As in the case of so many of our school, work, and personal activities, Briana shared that the last two quarterly FORCE meetings scheduled in Portland have been canceled due to Covid-19.
In the meantime, FORCE has been working hard to find the best solution for providing a secure meeting space to support members of the hereditary cancer community. They have developed a virtual meeting program that will be used to hold the upcoming meetings in Portland. Acknowledging that they don’t know when it will be safe to hold in-person meetings again, Briana emphasized the importance of staying connected: “It’s really important to provide people with resources to help them make medical decisions … I wouldn’t want people to go through this alone.”
As mentioned above, Briana was clear that this includes all individuals going through or at risk for hereditary cancer. Since the Supreme Court ruled against the patenting of genes in 2013, many more genes linked to hereditary cancer have been found in addition to BRCA 1 and 2, the most studied to date. And in the burgeoning era of population genomics, this trend is likely to continue.
Mutations with national medical guidelines for care include BRCA 1 & 2; MLH1, MSH2, MSH6, PMS2, and EPCAM (Lynch Syndrome); PALB2; ATM; CHEK2; PTEN (Cowden Syndrome); TP53 (Li-Fraumeni); CDH1; STK11 (Peutz-Jeghers Syndrome); NF1; NBN; BRIP1; RAD51C; and RAD51D.

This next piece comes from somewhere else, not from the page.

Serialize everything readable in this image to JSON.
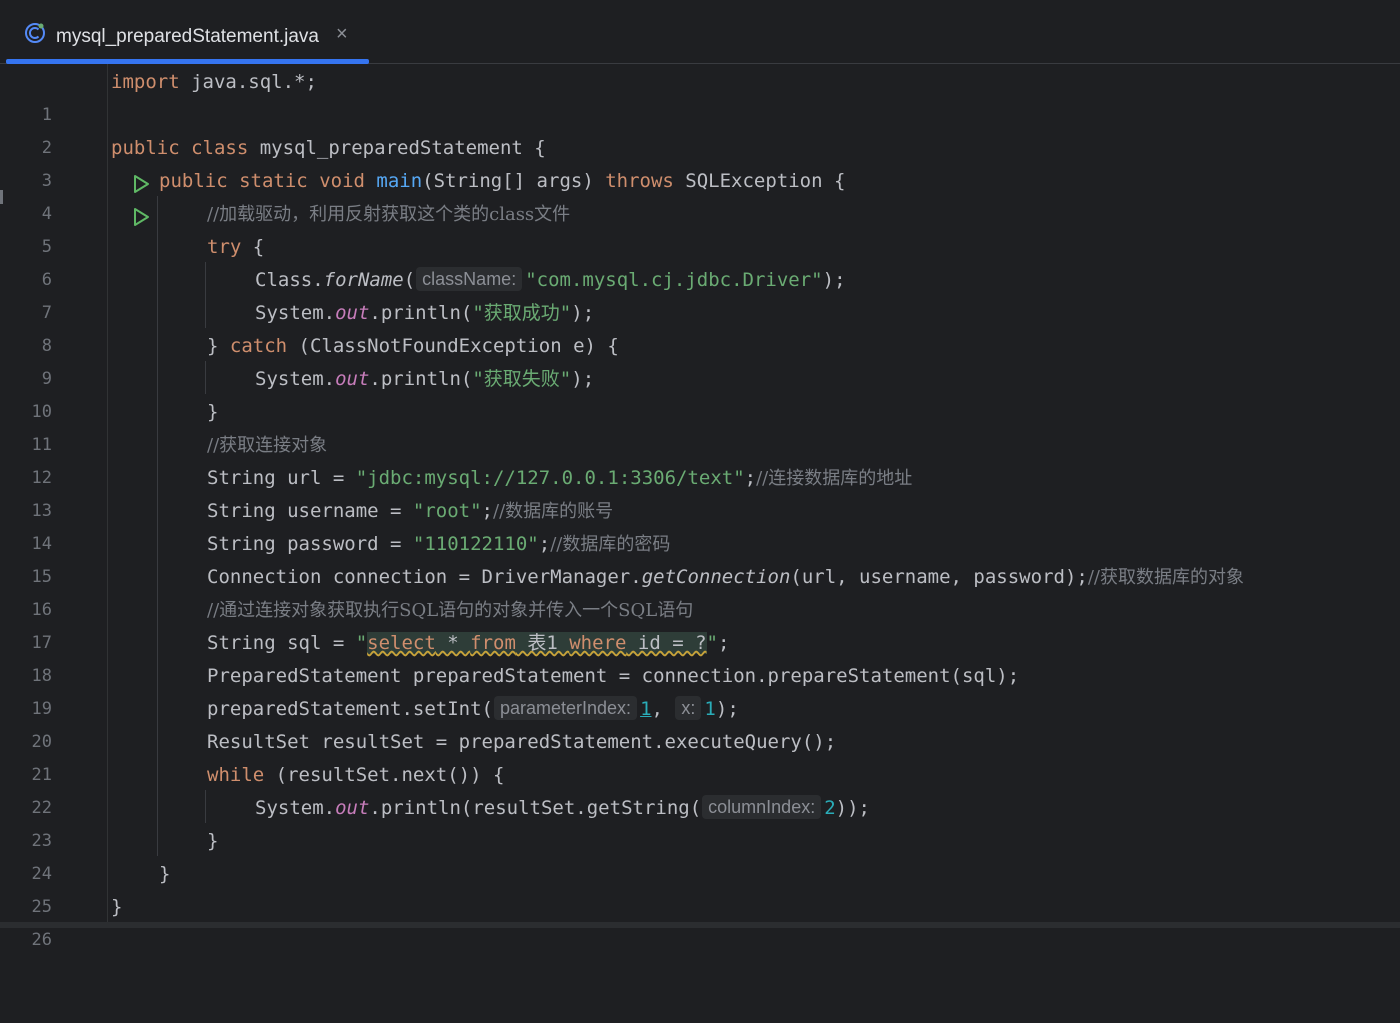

Those without national medical guidelines for care due to lack of research include BARD1; FANCC; MRE11A; RAD50; REQL4; RET1; RINT1; SLX4; SMARCA; and XRCC2.
And still, despite these scientific advancements, there are many individuals out there from “mystery” families with strong histories of the disease but no known genetic link as of yet.
Improving the lives of individuals and families affected by hereditary breast, ovarian, and related cancers
FORCE was started in 1999 by Executive Director Sue Friedman, a two-time breast cancer survivor first diagnosed at the age of 33. Friedman founded the organization after learning she carried the BRCA 2 mutation to offer research, advocacy, support, and information to individuals and families affected by hereditary cancers. Force’s programs focus on risk management, prevention, and awareness.
These include message boards; local support groups; a toll-free helpline; a patient-powered research registry; research recruitment; research advocate training; an ovarian cancer risk assessment portal; a CDC-funded breast cancer news media coverage analysis; webinars; a post-mastectomy photo gallery; the Joining Forces Conference; an information database; and public policy and access-to-care advocacy programs.
Visit FORCE’s “Covid-19 Considerations for the Cancer Community” and “Coping with Hereditary Cancer During the COVID-19 Pandemic” pages to find articles, webinars, resources, and other informational content on cancer treatment and screening during the pandemic. Their XRAY review explores the intersection of Covid-19 and cancer with regards to immunosuppression, dealing with disruption to surveillance or treatment, and understanding media sources.
Other Support Organizations:
- Bright Pink
- Impact Melanoma
- Pancreatic Cancer Action Network
- Prostate Cancer Foundation
- Susan G. Komen
Information on Cancer and Covid-19
- American Cancer Society (ACS)
- American Institute of Cancer Research (AICR)
- Cancer Support Community (CSC)
- Cancer Treatment Centers of America
- Intercultural Cancer Council (ICC)
- Prevent Cancer Foundation
- Native American Cancer Research Corporation
- NIH National Cancer Institute (NCI)